ILLUSTRATING THE STORY OF A NATION
From striking depictions of personalities, to provocative illustrations of factions and even institutions, editorial or political cartoons have survived as an enduring art form that meshes representation, opinion and style of the artist.
Drawing the Lines reads beyond the occupied space of the political cartoon in tabloids, newspapers and news weeklies that employ them. The exhibition reevaluates the role and importance of this powerful medium in light of different contexts in Philippine history. What lies outside the drawn scenes are equally powerful as the illustrations they inspire.
Humor, fury, exaggeration and even the grotesque find their way into each drawing as artists position themselves as co-authors of history through illustrated media. “Drawing the Lines” features works of Francisco Coching, Danilo Dalena, Neil Doloricon, E.Z. Izon, Dengcoy Miel, Dante Perez, Jose Tence Ruiz, and Pinggot Zulueta.
Completing the exhibition are works from the permanent collection of the Lopez Museum and Library. Portraits by Juan Luna, Felix Resurreccion Hidalgo and Fernando Amorsolo will be featured, along with editorial cartoons by Liborio Gatbonton, illustrations of Vicente Manansala, as well as social realist and abstract works by Galo Ocampo, Cesar Legaspi, Onib Olmedo, Brenda Fajardo, among others. Archival materials of the Manila Chronicle and selections from other publications from the library holdings will also be featured in the exhibition.

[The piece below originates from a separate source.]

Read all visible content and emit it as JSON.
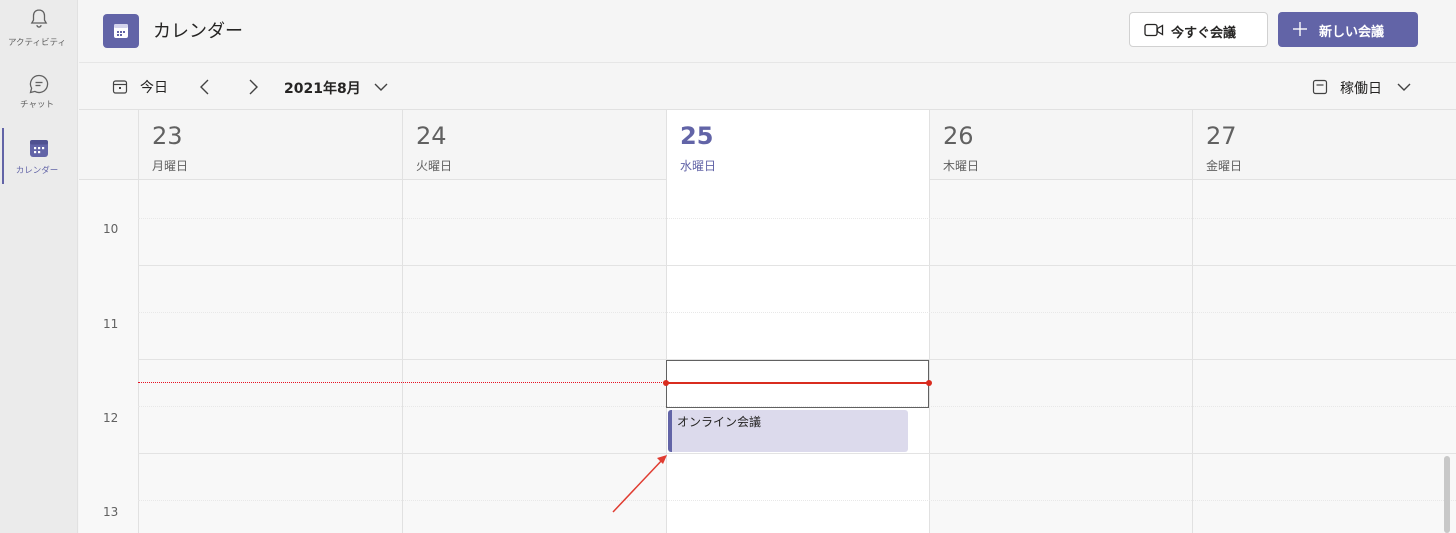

Drawing the Lines runs from February 26 until July 8. For more information about the exhibit and the services of the Lopez Museum and Library, call (02) 631 2417 or email firstname.lastname@example.org.